And then attempts at 3+ miles began.

Then I took at least a week off from running.

When I started again, I climbed toward four miles at the pace of an inchworm going up a Royal Palm. I had two strong runs at 3.6 miles, and then I started to regress and want to stop nearly the entire run, every time I ran.

Mile 4, where you at?

Motivation: Who?

Inner voice: You’re not a runner. Told you so!

The middle’s the thing

When you hate running, you have to trick your mind into liking it. When your mind is willing, your body will follow. The problem is your mind is a stubborn, selfish creature bent on sabotage. The advantage of running over other mental challenges is that the goal is tangible; the distance is defined. So if you want to run, you will finish. Or better put: If you want to finish, you will run.

During the desperate moments of a run when I beg myself to let me stop, I look to the local lizards for inspiration. They dart in and out of the hedge onto the sidewalk during my runs. They want more than anything to stay under that hedge, where they’re hidden from view and feel safe from human feet. But being cold-blooded, they have to get into the sun to survive. So anywhere you walk in South Florida, you will see nervous lizards whipping around your feet, just praying for it to be over soon.

Tiny lizards you nearly smash with your sneakers.

Big fat lizards with curly tails that look like miniature alligators.

Green lizards.

Brown lizards.

All of them nervous.

All of them in a hurry.

But they never stop moving because their survival depends on it. The shade is less intimidating, but the sun keeps them alive.

It’s how you handle the middle, the transition, that defines you. It’s whether you hate it and give up or hate it and keep going because you want to finish that shows your perseverance. The pay-off doesn’t come until the end of the race.

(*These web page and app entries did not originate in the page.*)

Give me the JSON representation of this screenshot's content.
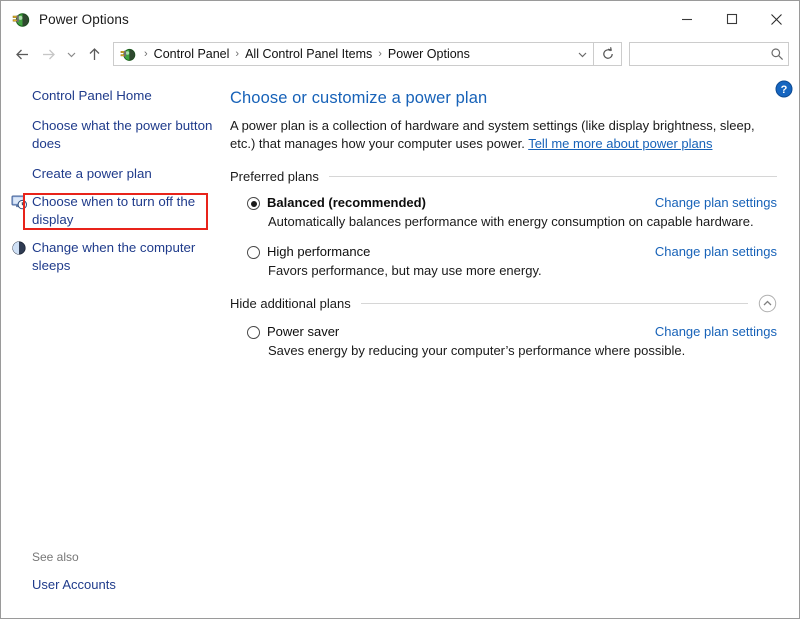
{
  "window": {
    "title": "Power Options",
    "app_icon": "power-plug-icon",
    "minimize_label": "Minimize",
    "maximize_label": "Maximize",
    "close_label": "Close"
  },
  "nav": {
    "back_label": "Back",
    "forward_label": "Forward",
    "recent_label": "Recent locations",
    "up_label": "Up",
    "refresh_label": "Refresh",
    "dropdown_label": "Previous locations",
    "breadcrumbs": [
      "Control Panel",
      "All Control Panel Items",
      "Power Options"
    ],
    "separator": "›"
  },
  "search": {
    "value": "",
    "placeholder": "",
    "icon": "search-icon"
  },
  "sidebar": {
    "items": [
      {
        "label": "Control Panel Home",
        "icon": null,
        "highlighted": false
      },
      {
        "label": "Choose what the power button does",
        "icon": null,
        "highlighted": true
      },
      {
        "label": "Create a power plan",
        "icon": null,
        "highlighted": false
      },
      {
        "label": "Choose when to turn off the display",
        "icon": "monitor-clock-icon",
        "highlighted": false
      },
      {
        "label": "Change when the computer sleeps",
        "icon": "moon-sleep-icon",
        "highlighted": false
      }
    ],
    "see_also": {
      "title": "See also",
      "links": [
        "User Accounts"
      ]
    }
  },
  "main": {
    "title": "Choose or customize a power plan",
    "description_part1": "A power plan is a collection of hardware and system settings (like display brightness, sleep, etc.) that manages how your computer uses power. ",
    "description_link": "Tell me more about power plans",
    "help_icon": "help-question-icon",
    "groups": [
      {
        "label": "Preferred plans",
        "collapsible": false,
        "collapse_icon": null,
        "plans": [
          {
            "name": "Balanced (recommended)",
            "bold": true,
            "selected": true,
            "description": "Automatically balances performance with energy consumption on capable hardware.",
            "link": "Change plan settings"
          },
          {
            "name": "High performance",
            "bold": false,
            "selected": false,
            "description": "Favors performance, but may use more energy.",
            "link": "Change plan settings"
          }
        ]
      },
      {
        "label": "Hide additional plans",
        "collapsible": true,
        "collapse_icon": "chevron-up-circle-icon",
        "plans": [
          {
            "name": "Power saver",
            "bold": false,
            "selected": false,
            "description": "Saves energy by reducing your computer’s performance where possible.",
            "link": "Change plan settings"
          }
        ]
      }
    ]
  },
  "colors": {
    "link_blue": "#1762b8",
    "sidebar_link": "#1f3b8b",
    "highlight_red": "#e8231a",
    "title_blue": "#1762b8",
    "text": "#1a1a1a"
  }
}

Don’t listen to the real runners who tell you how AMAZING running feels. It only feels that way at the end; they’ve been running so long they’ve memorized the exhilaration of the end–they crave it even when they aren’t running, which is what gets them back out there at ungodly hours of the morning. They sometimes forget how painstaking each mile, even each half a mile can feel when you’re sweating it out on the pavement.

The finish line is the starting line to the next race

Some runs each moment feels like misery: how will you finish? How will you run for another 30 seconds? Some runs it feels too easy, almost like you’re cheating. You don’t feel any serious urge to stop. If those happened all the time, I’d become a real runner. Unfortunately I tend to get stuck in this vicious cycle:

Step one: Train for race. Inspiration/misery ensues.

Step two: Run race. Meet goals. Triumph!

Step three: Never run again.

Until this year when I continued running for weeks AFTER the race. I thought to myself, maybe I could become a real runner? Maybe this will be my new cardio.

Then May in Florida hit and the humidity began to cloud my judgment. Slowly but surely I reverted to step three above. To be a serious runner in Florida, you have to learn to run in the heat. Specifically full sun. Yes, you can run in the evening after the sun starts to go down, but then you’re fresh meat for mosquitoes: layers of deet required. The other option? Running at 4:30 am, which my triathlon/marathon-running friend does regularly. My body rejects this plan.

While I learn most from the process, I need the finish line to motivate me. I am never motivated to start by a process.  I can only reflect on how the process helped me after I finish. In fact, thinking too much about the process overwhelms me and stops me from starting things that ultimately I am capable of doing. This is why running is the perfect goal for me when I feel stuck or lost: the goal is clear. You’re either running or you’re walking: some black and white in a gray world.

Instead of beating myself up over not running because it got too hot, I realized I just needed to sign up for another race. If I knew I was running another race, I’d be out there running, heat or not. Or maybe I’d be up at 4:30 am, who knows? Probably not, but  I’m working on my optimism.  Know thyself, right? I need a goal, a deadline that means something, or else I’ll find a way out of it.

I once had a goal of running a second 10k. Here I am actually smiling before the finish line of that goal:

It’s time for a new race.